▶ To do
Whenever a line in the records below contains "title", pick it out.

Data about app and page elements
== Segment start ==

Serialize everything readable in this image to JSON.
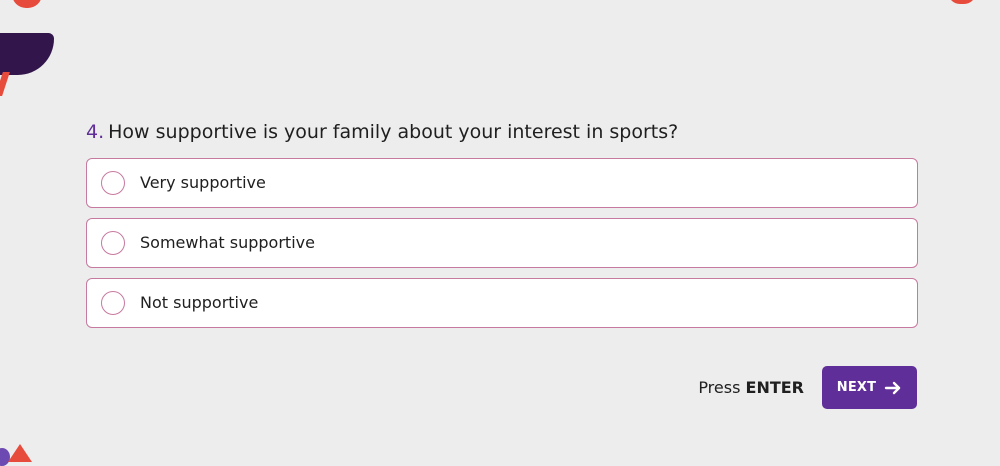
{
  "question": {
    "number": "4.",
    "text": "How supportive is your family about your interest in sports?"
  },
  "options": [
    {
      "label": "Very supportive"
    },
    {
      "label": "Somewhat supportive"
    },
    {
      "label": "Not supportive"
    }
  ],
  "footer": {
    "press_label": "Press",
    "enter_label": "ENTER",
    "next_label": "NEXT"
  },
  "colors": {
    "background": "#ededed",
    "accent": "#5f2e98",
    "option_border": "#c77aa0",
    "decor_red": "#e74b3c",
    "decor_dark_purple": "#32164b"
  },
  "icons": {
    "next": "arrow-right-icon"
  }
}
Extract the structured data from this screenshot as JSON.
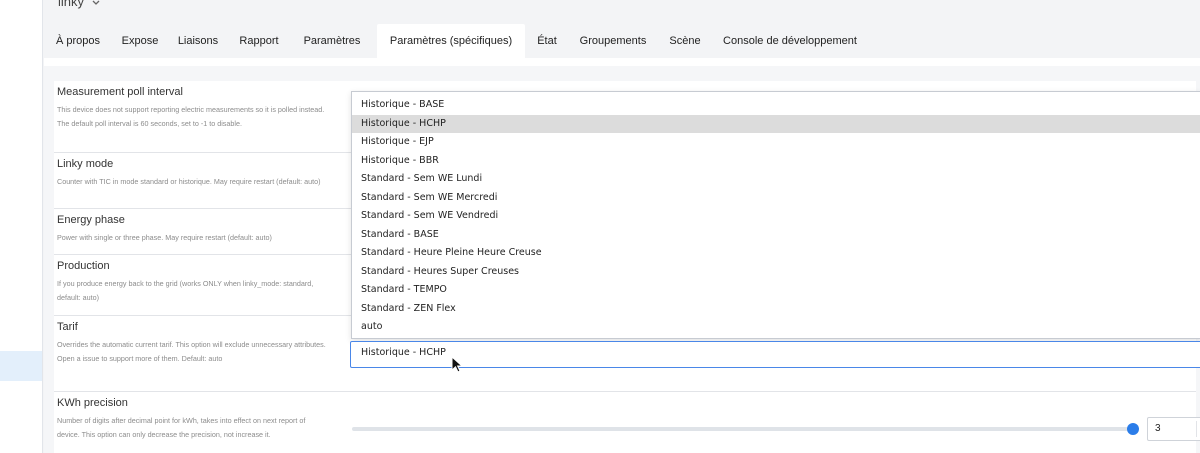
{
  "device": {
    "title": "linky",
    "chevron": "chevron-down-icon"
  },
  "tabs": [
    {
      "label": "À propos"
    },
    {
      "label": "Expose"
    },
    {
      "label": "Liaisons"
    },
    {
      "label": "Rapport"
    },
    {
      "label": "Paramètres"
    },
    {
      "label": "Paramètres (spécifiques)",
      "active": true
    },
    {
      "label": "État"
    },
    {
      "label": "Groupements"
    },
    {
      "label": "Scène"
    },
    {
      "label": "Console de développement"
    }
  ],
  "settings": [
    {
      "title": "Measurement poll interval",
      "description": "This device does not support reporting electric measurements so it is polled instead. The default poll interval is 60 seconds, set to -1 to disable."
    },
    {
      "title": "Linky mode",
      "description": "Counter with TIC in mode standard or historique. May require restart (default: auto)"
    },
    {
      "title": "Energy phase",
      "description": "Power with single or three phase. May require restart (default: auto)"
    },
    {
      "title": "Production",
      "description": "If you produce energy back to the grid (works ONLY when linky_mode: standard, default: auto)"
    },
    {
      "title": "Tarif",
      "description": "Overrides the automatic current tarif. This option will exclude unnecessary attributes. Open a issue to support more of them. Default: auto"
    },
    {
      "title": "KWh precision",
      "description": "Number of digits after decimal point for kWh, takes into effect on next report of device. This option can only decrease the precision, not increase it."
    }
  ],
  "tarif_dropdown": {
    "options": [
      "Historique - BASE",
      "Historique - HCHP",
      "Historique - EJP",
      "Historique - BBR",
      "Standard - Sem WE Lundi",
      "Standard - Sem WE Mercredi",
      "Standard - Sem WE Vendredi",
      "Standard - BASE",
      "Standard - Heure Pleine Heure Creuse",
      "Standard - Heures Super Creuses",
      "Standard - TEMPO",
      "Standard - ZEN Flex",
      "auto"
    ],
    "highlighted": "Historique - HCHP",
    "value": "Historique - HCHP"
  },
  "kwh_precision": {
    "value": "3",
    "slider_fraction": 0.999
  },
  "colors": {
    "accent": "#2b7de9",
    "focus_border": "#4a87e8",
    "highlight": "#dcdcdc",
    "rail_active": "#e3effb"
  },
  "icons": {
    "cursor": "mouse-pointer-icon"
  }
}
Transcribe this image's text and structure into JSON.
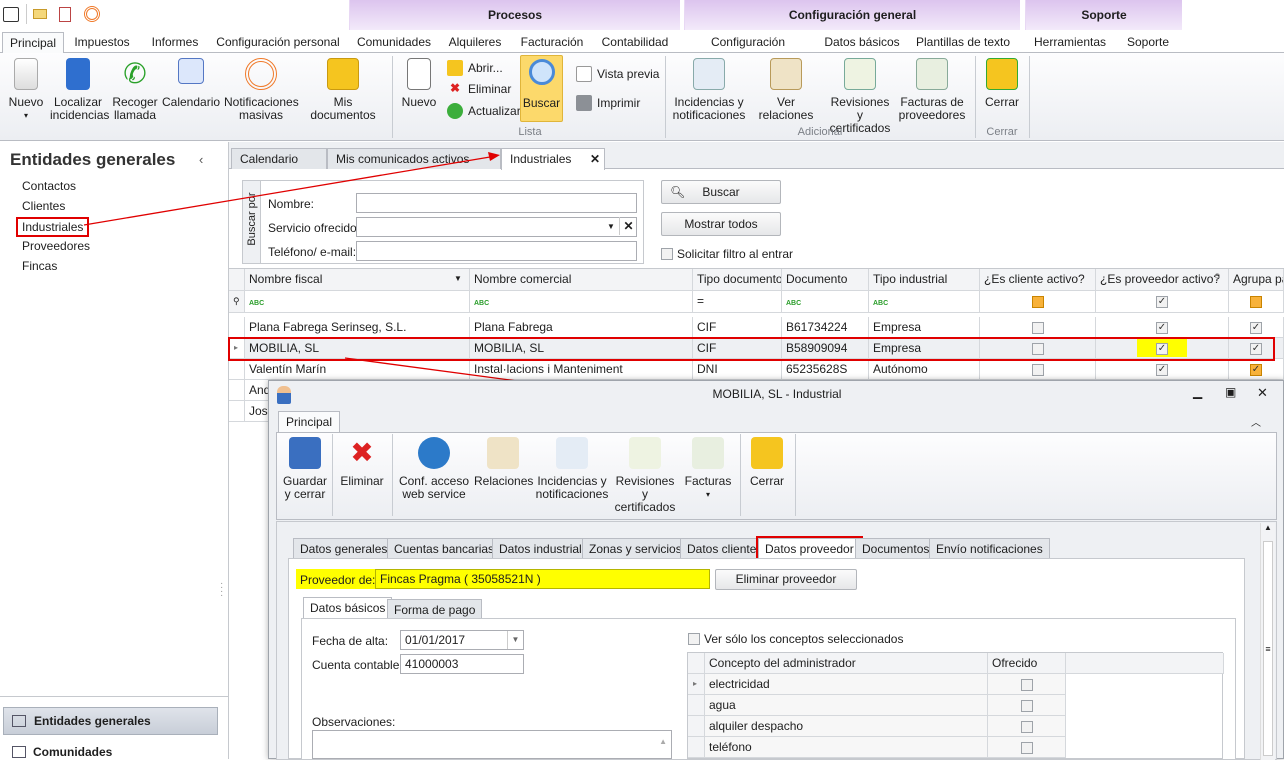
{
  "quick_icons": [
    "app-menu-icon",
    "mail-icon",
    "clipboard-icon",
    "broadcast-icon"
  ],
  "context_groups": {
    "procesos": "Procesos",
    "config": "Configuración general",
    "soporte": "Soporte"
  },
  "ribbon_tabs": [
    "Principal",
    "Impuestos",
    "Informes",
    "Configuración personal",
    "Comunidades",
    "Alquileres",
    "Facturación",
    "Contabilidad",
    "Configuración general",
    "Datos básicos",
    "Plantillas de texto",
    "Herramientas",
    "Soporte"
  ],
  "ribbon": {
    "nuevo": "Nuevo",
    "localizar": "Localizar incidencias",
    "recoger": "Recoger llamada",
    "calendario": "Calendario",
    "notificaciones": "Notificaciones masivas",
    "misdocs": "Mis documentos",
    "lista_nuevo": "Nuevo",
    "abrir": "Abrir...",
    "eliminar": "Eliminar",
    "actualizar": "Actualizar",
    "buscar": "Buscar",
    "vista_previa": "Vista previa",
    "imprimir": "Imprimir",
    "lista_group": "Lista",
    "incidencias": "Incidencias y notificaciones",
    "relaciones": "Ver relaciones",
    "revisiones": "Revisiones y certificados",
    "facturas": "Facturas de proveedores",
    "adicional_group": "Adicional",
    "cerrar": "Cerrar",
    "cerrar_group": "Cerrar"
  },
  "sidebar": {
    "title": "Entidades generales",
    "items": [
      "Contactos",
      "Clientes",
      "Industriales",
      "Proveedores",
      "Fincas"
    ],
    "bottom": [
      "Entidades generales",
      "Comunidades"
    ]
  },
  "doc_tabs": [
    "Calendario",
    "Mis comunicados activos",
    "Industriales"
  ],
  "search": {
    "vertical_label": "Buscar por",
    "nombre": "Nombre:",
    "servicio": "Servicio ofrecido:",
    "telefono": "Teléfono/ e-mail:",
    "buscar": "Buscar",
    "mostrar": "Mostrar todos",
    "solicitar": "Solicitar filtro al entrar"
  },
  "grid": {
    "columns": [
      "Nombre fiscal",
      "Nombre comercial",
      "Tipo documento",
      "Documento",
      "Tipo industrial",
      "¿Es cliente activo?",
      "¿Es proveedor activo?",
      "Agrupa pag"
    ],
    "rows": [
      {
        "fiscal": "Plana Fabrega Serinseg, S.L.",
        "comercial": "Plana Fabrega",
        "tipo": "CIF",
        "doc": "B61734224",
        "ind": "Empresa",
        "cliente": false,
        "proveedor": true,
        "agrupa": true
      },
      {
        "fiscal": "MOBILIA, SL",
        "comercial": "MOBILIA, SL",
        "tipo": "CIF",
        "doc": "B58909094",
        "ind": "Empresa",
        "cliente": false,
        "proveedor": true,
        "agrupa": true
      },
      {
        "fiscal": "Valentín Marín",
        "comercial": "Instal·lacions i Manteniment",
        "tipo": "DNI",
        "doc": "65235628S",
        "ind": "Autónomo",
        "cliente": false,
        "proveedor": true,
        "agrupa": true
      },
      {
        "fiscal": "And",
        "comercial": "",
        "tipo": "",
        "doc": "",
        "ind": "",
        "cliente": null,
        "proveedor": null,
        "agrupa": null
      },
      {
        "fiscal": "Jose",
        "comercial": "",
        "tipo": "",
        "doc": "",
        "ind": "",
        "cliente": null,
        "proveedor": null,
        "agrupa": null
      }
    ]
  },
  "dialog": {
    "title": "MOBILIA, SL - Industrial",
    "ribbon_tab": "Principal",
    "buttons": [
      "Guardar y cerrar",
      "Eliminar",
      "Conf. acceso web service",
      "Relaciones",
      "Incidencias y notificaciones",
      "Revisiones y certificados",
      "Facturas",
      "Cerrar"
    ],
    "tabs": [
      "Datos generales",
      "Cuentas bancarias",
      "Datos industrial",
      "Zonas y servicios",
      "Datos cliente",
      "Datos proveedor",
      "Documentos",
      "Envío notificaciones"
    ],
    "proveedor_label": "Proveedor de:",
    "proveedor_value": "Fincas Pragma ( 35058521N )",
    "eliminar_proveedor": "Eliminar proveedor",
    "subtabs": [
      "Datos básicos",
      "Forma de pago"
    ],
    "fecha_label": "Fecha de alta:",
    "fecha_value": "01/01/2017",
    "cuenta_label": "Cuenta contable:",
    "cuenta_value": "41000003",
    "observaciones": "Observaciones:",
    "ver_solo": "Ver sólo los conceptos seleccionados",
    "concept_cols": [
      "Concepto del administrador",
      "Ofrecido"
    ],
    "concepts": [
      "electricidad",
      "agua",
      "alquiler despacho",
      "teléfono"
    ]
  },
  "colors": {
    "highlight": "#ffff00",
    "annotation": "#e00000",
    "buscar_active": "#fcd96b"
  }
}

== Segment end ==

▶ Response box
    "title": "linky",
      "title": "Measurement poll interval",
      "title": "Linky mode",
      "title": "Energy phase",
      "title": "Production",
      "title": "Tarif",
      "title": "KWh precision",
    "title": "Entidades generales",
    "title": "MOBILIA, SL - Industrial",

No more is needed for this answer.